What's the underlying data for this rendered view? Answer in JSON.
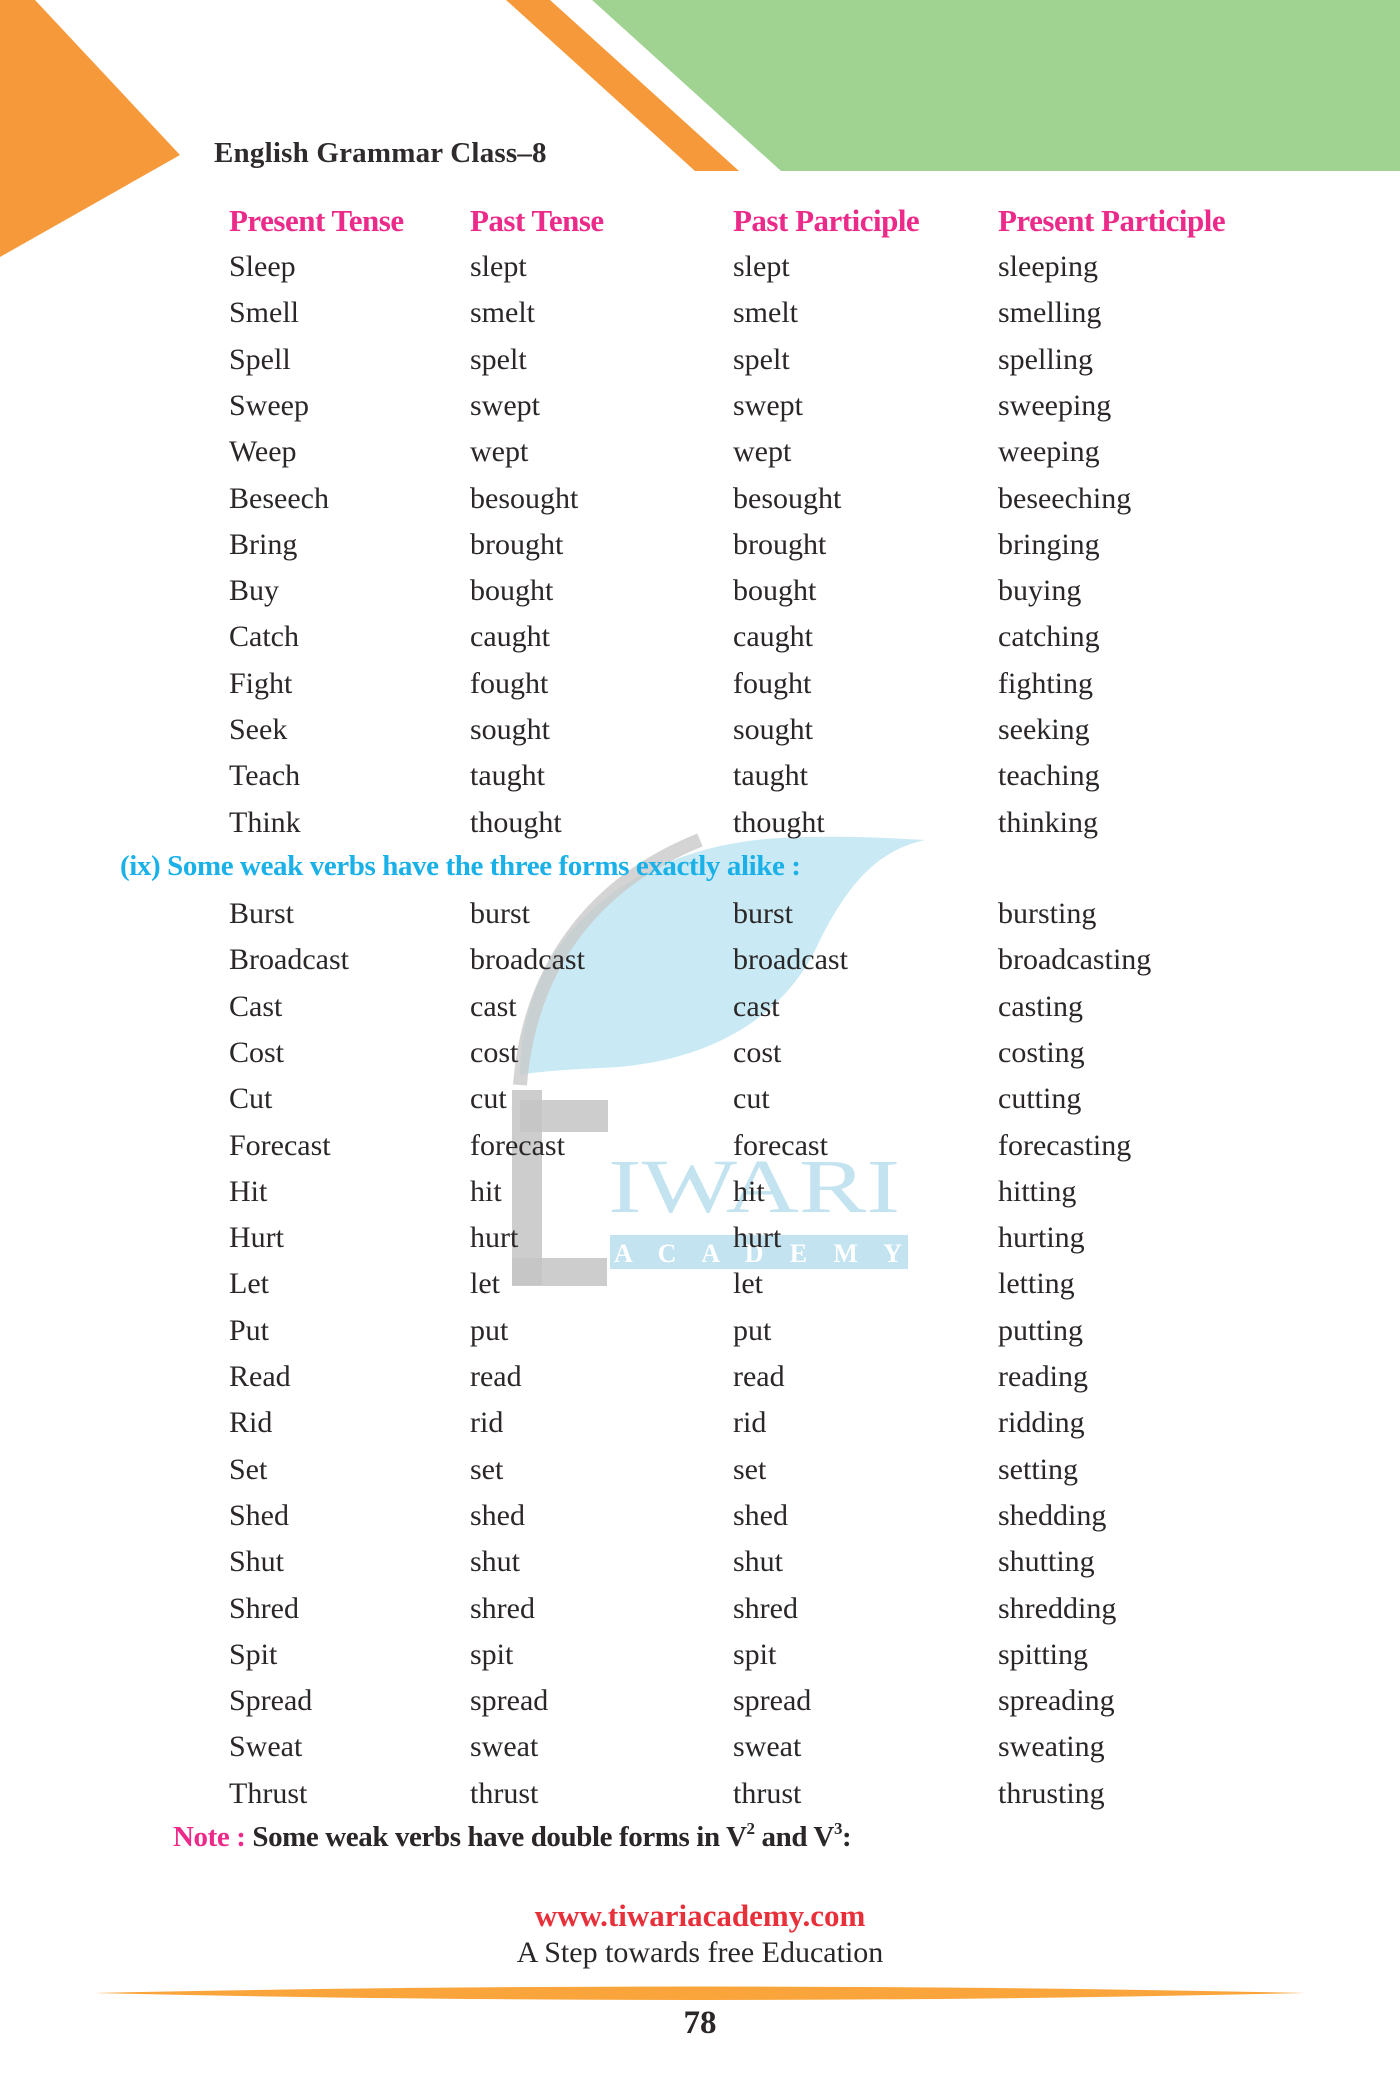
{
  "header": {
    "book_title": "English Grammar Class–8"
  },
  "table": {
    "columns": [
      "Present Tense",
      "Past Tense",
      "Past Participle",
      "Present Participle"
    ],
    "section1_rows": [
      [
        "Sleep",
        "slept",
        "slept",
        "sleeping"
      ],
      [
        "Smell",
        "smelt",
        "smelt",
        "smelling"
      ],
      [
        "Spell",
        "spelt",
        "spelt",
        "spelling"
      ],
      [
        "Sweep",
        "swept",
        "swept",
        "sweeping"
      ],
      [
        "Weep",
        "wept",
        "wept",
        "weeping"
      ],
      [
        "Beseech",
        "besought",
        "besought",
        "beseeching"
      ],
      [
        "Bring",
        "brought",
        "brought",
        "bringing"
      ],
      [
        "Buy",
        "bought",
        "bought",
        "buying"
      ],
      [
        "Catch",
        "caught",
        "caught",
        "catching"
      ],
      [
        "Fight",
        "fought",
        "fought",
        "fighting"
      ],
      [
        "Seek",
        "sought",
        "sought",
        "seeking"
      ],
      [
        "Teach",
        "taught",
        "taught",
        "teaching"
      ],
      [
        "Think",
        "thought",
        "thought",
        "thinking"
      ]
    ],
    "section2_heading": "(ix) Some weak verbs have the three forms exactly alike :",
    "section2_rows": [
      [
        "Burst",
        "burst",
        "burst",
        "bursting"
      ],
      [
        "Broadcast",
        "broadcast",
        "broadcast",
        "broadcasting"
      ],
      [
        "Cast",
        "cast",
        "cast",
        "casting"
      ],
      [
        "Cost",
        "cost",
        "cost",
        "costing"
      ],
      [
        "Cut",
        "cut",
        "cut",
        "cutting"
      ],
      [
        "Forecast",
        "forecast",
        "forecast",
        "forecasting"
      ],
      [
        "Hit",
        "hit",
        "hit",
        "hitting"
      ],
      [
        "Hurt",
        "hurt",
        "hurt",
        "hurting"
      ],
      [
        "Let",
        "let",
        "let",
        "letting"
      ],
      [
        "Put",
        "put",
        "put",
        "putting"
      ],
      [
        "Read",
        "read",
        "read",
        "reading"
      ],
      [
        "Rid",
        "rid",
        "rid",
        "ridding"
      ],
      [
        "Set",
        "set",
        "set",
        "setting"
      ],
      [
        "Shed",
        "shed",
        "shed",
        "shedding"
      ],
      [
        "Shut",
        "shut",
        "shut",
        "shutting"
      ],
      [
        "Shred",
        "shred",
        "shred",
        "shredding"
      ],
      [
        "Spit",
        "spit",
        "spit",
        "spitting"
      ],
      [
        "Spread",
        "spread",
        "spread",
        "spreading"
      ],
      [
        "Sweat",
        "sweat",
        "sweat",
        "sweating"
      ],
      [
        "Thrust",
        "thrust",
        "thrust",
        "thrusting"
      ]
    ]
  },
  "note": {
    "label": "Note :",
    "text_before_v2": "Some weak verbs have double forms in V",
    "sup2": "2",
    "text_and": " and V",
    "sup3": "3",
    "text_end": ":"
  },
  "watermark": {
    "word": "IWARI",
    "subword": "A C A D E M Y"
  },
  "footer": {
    "url": "www.tiwariacademy.com",
    "tagline": "A Step towards free Education",
    "page_number": "78"
  },
  "colors": {
    "orange": "#f6993a",
    "green": "#a0d291",
    "column_header_pink": "#ec2a8a",
    "section_heading_blue": "#1ab0e8",
    "url_red": "#e8303a"
  }
}
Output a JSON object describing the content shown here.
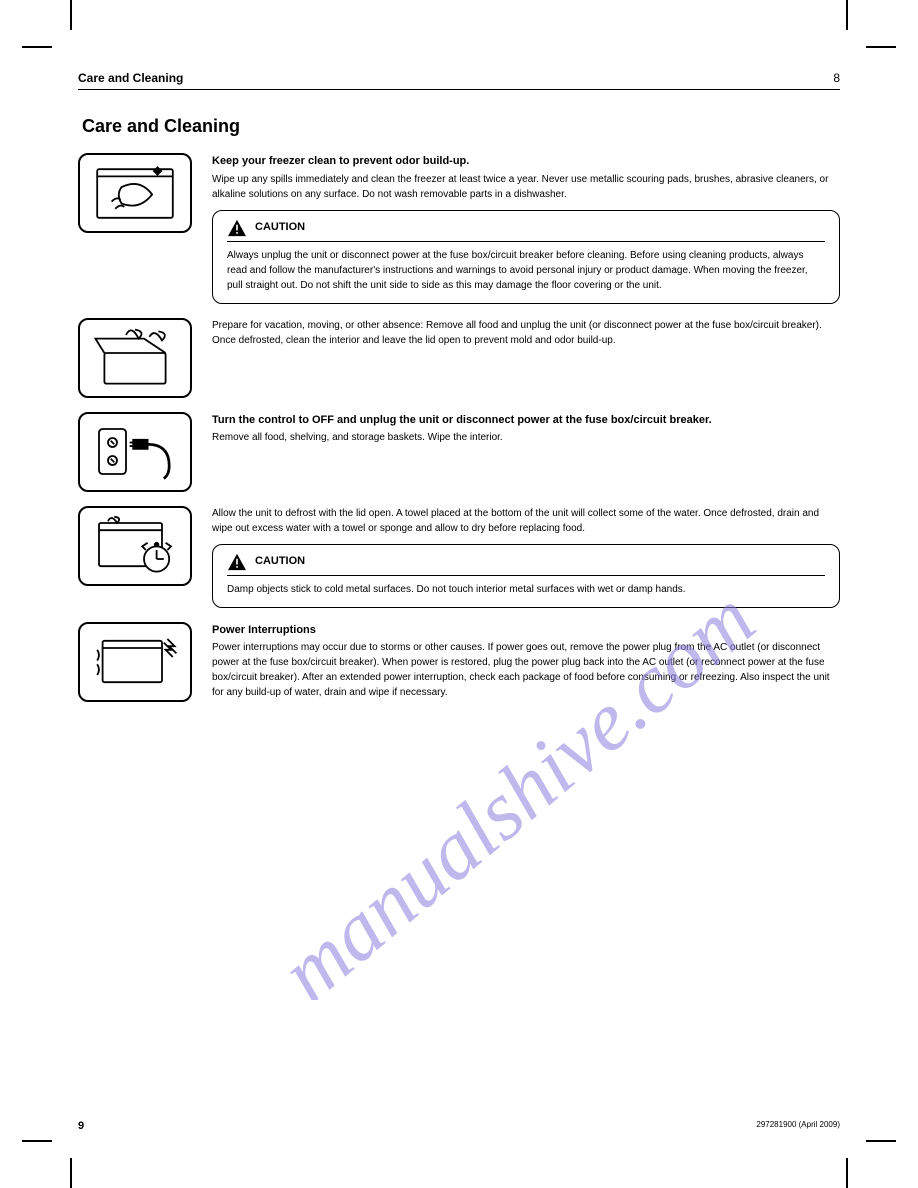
{
  "header": {
    "left": "Care and Cleaning",
    "right": "8"
  },
  "title": "Care and Cleaning",
  "sections": [
    {
      "icon": "clean-surface",
      "heading": "Keep your freezer clean to prevent odor build-up.",
      "body": "Wipe up any spills immediately and clean the freezer at least twice a year. Never use metallic scouring pads, brushes, abrasive cleaners, or alkaline solutions on any surface. Do not wash removable parts in a dishwasher.",
      "caution": {
        "title": "CAUTION",
        "body": "Always unplug the unit or disconnect power at the fuse box/circuit breaker before cleaning. Before using cleaning products, always read and follow the manufacturer's instructions and warnings to avoid personal injury or product damage. When moving the freezer, pull straight out. Do not shift the unit side to side as this may damage the floor covering or the unit."
      }
    },
    {
      "icon": "open-lid",
      "heading": "",
      "body": "Prepare for vacation, moving, or other absence: Remove all food and unplug the unit (or disconnect power at the fuse box/circuit breaker). Once defrosted, clean the interior and leave the lid open to prevent mold and odor build-up."
    },
    {
      "icon": "unplug",
      "heading": "Turn the control to OFF and unplug the unit or disconnect power at the fuse box/circuit breaker.",
      "body": "Remove all food, shelving, and storage baskets. Wipe the interior."
    },
    {
      "icon": "defrost-clock",
      "heading": "",
      "body": "Allow the unit to defrost with the lid open. A towel placed at the bottom of the unit will collect some of the water. Once defrosted, drain and wipe out excess water with a towel or sponge and allow to dry before replacing food.",
      "caution": {
        "title": "CAUTION",
        "body": "Damp objects stick to cold metal surfaces. Do not touch interior metal surfaces with wet or damp hands."
      }
    },
    {
      "icon": "power-surge",
      "heading": "Power Interruptions",
      "body": "Power interruptions may occur due to storms or other causes. If power goes out, remove the power plug from the AC outlet (or disconnect power at the fuse box/circuit breaker). When power is restored, plug the power plug back into the AC outlet (or reconnect power at the fuse box/circuit breaker). After an extended power interruption, check each package of food before consuming or refreezing. Also inspect the unit for any build-up of water, drain and wipe if necessary."
    }
  ],
  "footer": {
    "page": "9",
    "doc": "297281900 (April 2009)"
  }
}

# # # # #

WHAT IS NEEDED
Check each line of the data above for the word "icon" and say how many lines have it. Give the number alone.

THE COMPLETED TASK
5